The Tax Cuts and Jobs Act passed in 2017 will have significant ramifications on all manners of tax filings going forward. However, one of the more substantial changes to tax laws relates to the 2009 Affordable Care Act. Of most importance to what changes happen under the Affordable Care Act is when the changes take effect.
The Affordable Care Act and the Shared Responsibility Penalty
The Affordable Care Act is a comprehensive health insurance reform law aiming to decrease health insurance costs to the general public with the caveat being that those who could afford health insurance must obtain it (aka the health insurance mandate). The IRS becomes involved via the mechanism for enforcing this health insurance mandate.
The Shared Responsibility Penalty (SRP) began in 2014 and applied to individuals and families who were not exempt from the health insurance mandate and who had failed to obtain health insurance for any part of the year. Starting at just the higher of 1% of income above the filing threshold or $95 per adult in 2014, the Shared Responsibility Penalty for years 2016 through 2018 now sits at the higher of either 2.5% of income above the filing threshold, or at the flat rates of $695 per adult and $347.50 per child, to a maximum per family of $2,085. Note that the total possible penalty cap is not $2,085; that is merely the cap for the flat rate penalty. The actual maximum penalty is the national average cost for a bronze level health plan available through the Health Insurance Marketplace. In 2017, this was $3,264 per year for an individual.
The IRS Imposes the Shared Responsibility Payment
Health insurance providers began providing annual form 1095 to the IRS. The form informs the IRS that specified social security numbers had health insurance during the year. 1040 tax returns starting in 2014 had a line for the filer to indicate whether they had health insurance for the given tax year. However, the IRS did not require completion of this line. Nonetheless, if the IRS processes a tax return and members on it did not have health insurance for any part of the tax year, a pro-rated amount of the Shared Responsibility Payment would be assessed against the tax filers.
For example, a person files an individual 2017 tax return with a balance of $100. If they did not have health insurance in 2017 and qualified for the flat dollar penalty amount, they would owe an additional $695 in taxes creating a total tax bill of $795. If their 2018 tax return next year reflected a refund of $1,000, they would only receive $205 minus the amount of accrued interest and failure to pay penalties from the 2017 balance.
Changes to the Shared Responsibility Penalty
With the passage of the Tax Cuts and Jobs Act, the Shared Responsibility Penalty becomes eliminated in full. However, it does not remove it until 2019! That means the Shared Responsibility Penalty remains in full effect for next year’s 2018 tax returns. Therefore, if you do not currently have health insurance, unless you qualify for an exemption (see https://www.healthinsurance.org/obamacare/obamacare-penalty-exemptions/), the penalty will be assessed against you at least in part even if you were to obtain health insurance today.
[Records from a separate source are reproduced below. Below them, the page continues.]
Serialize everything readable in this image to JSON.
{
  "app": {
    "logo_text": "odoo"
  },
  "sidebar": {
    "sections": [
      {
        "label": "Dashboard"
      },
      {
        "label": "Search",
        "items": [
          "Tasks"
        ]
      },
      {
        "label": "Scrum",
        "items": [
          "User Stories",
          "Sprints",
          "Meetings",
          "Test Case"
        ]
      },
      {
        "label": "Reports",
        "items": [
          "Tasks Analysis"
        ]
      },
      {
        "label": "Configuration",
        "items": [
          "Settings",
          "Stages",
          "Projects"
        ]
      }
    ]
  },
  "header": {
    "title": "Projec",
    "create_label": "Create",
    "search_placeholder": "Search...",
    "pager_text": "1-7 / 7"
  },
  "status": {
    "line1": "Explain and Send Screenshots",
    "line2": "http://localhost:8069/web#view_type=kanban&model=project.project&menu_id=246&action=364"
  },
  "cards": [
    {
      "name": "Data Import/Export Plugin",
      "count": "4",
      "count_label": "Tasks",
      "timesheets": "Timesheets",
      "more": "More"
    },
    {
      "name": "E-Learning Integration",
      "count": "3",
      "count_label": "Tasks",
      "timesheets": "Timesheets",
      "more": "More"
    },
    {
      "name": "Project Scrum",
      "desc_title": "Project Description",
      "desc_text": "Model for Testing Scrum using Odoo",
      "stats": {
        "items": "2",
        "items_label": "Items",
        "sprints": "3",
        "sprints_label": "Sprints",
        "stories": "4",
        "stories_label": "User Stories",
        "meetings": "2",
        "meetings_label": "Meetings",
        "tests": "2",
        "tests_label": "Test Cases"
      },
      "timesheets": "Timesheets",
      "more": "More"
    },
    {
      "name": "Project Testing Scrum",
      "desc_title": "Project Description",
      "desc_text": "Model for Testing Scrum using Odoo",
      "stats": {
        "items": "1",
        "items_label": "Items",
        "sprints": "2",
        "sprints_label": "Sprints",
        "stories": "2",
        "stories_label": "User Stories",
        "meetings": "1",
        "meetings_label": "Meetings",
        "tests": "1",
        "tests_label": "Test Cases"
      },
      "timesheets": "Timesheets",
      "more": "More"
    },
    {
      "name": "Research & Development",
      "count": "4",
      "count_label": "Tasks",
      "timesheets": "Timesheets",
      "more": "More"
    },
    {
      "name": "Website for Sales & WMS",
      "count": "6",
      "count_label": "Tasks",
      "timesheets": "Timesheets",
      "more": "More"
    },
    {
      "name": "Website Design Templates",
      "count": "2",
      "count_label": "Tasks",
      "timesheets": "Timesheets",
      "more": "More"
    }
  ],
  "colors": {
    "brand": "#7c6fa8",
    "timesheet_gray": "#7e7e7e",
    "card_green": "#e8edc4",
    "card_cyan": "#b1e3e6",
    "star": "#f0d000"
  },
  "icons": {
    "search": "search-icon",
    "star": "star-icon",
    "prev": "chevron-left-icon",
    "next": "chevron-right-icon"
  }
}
What This Means for You
For most people, the changes to the Affordable Care Act have absolutely no effect. The vast majority of Americans have health insurance through their employers, via government-sponsored health plans such as Medicaid, or obtained on their own through the marketplace. But what does this mean if you are uninsured and not exempt? Well, it might not mean that much either.
The Shared Responsibility Penalty ultimately has very little teeth. Yes, the IRS can assess the penalty against you, but it has very few ways of actually collecting on the penalty. The IRS cannot issue levies, liens, or pursue criminal prosecution to collect on the penalty. In reality, the only way the IRS can collect on the penalty is by taking it from a taxpayer’s future refunds. The IRS only has 10 years to collect on any given year’s penalty and if a taxpayer did not receive a refund for the following 10 years, then the IRS will walk away empty-handed.
Adjusting Your Withholdings Limits the IRS’s Ability to Collect
In essence, no one should have any fear of the SRP unless they are relying on their tax refunds. A taxpayer can minimize the issue by simply adjusting tax withholdings to minimize their annual refund amount.
The only exception where the penalty can truly have an adverse effect on a taxpayer is in the tax liability-based resolution brackets of the IRS such as the $50,000 assessed tax limit on streamlined installment agreements. The Shared Responsibility Penalty can actually push someone over these thresholds even if their actual tax liabilities are a lower number.
The Shared Responsibility Penalty is mostly a toothless punishment. As large as the number is, the IRS cannot take any hostile actions to collect it. The only ability it has to collect can be largely mitigated by simply taking the proper steps to reduce your annual refund. With the penalty phasing out of existence in 2019, most individuals have no pressing need to address the penalty unless they have other existing tax liability issues that already require a resolution anyways.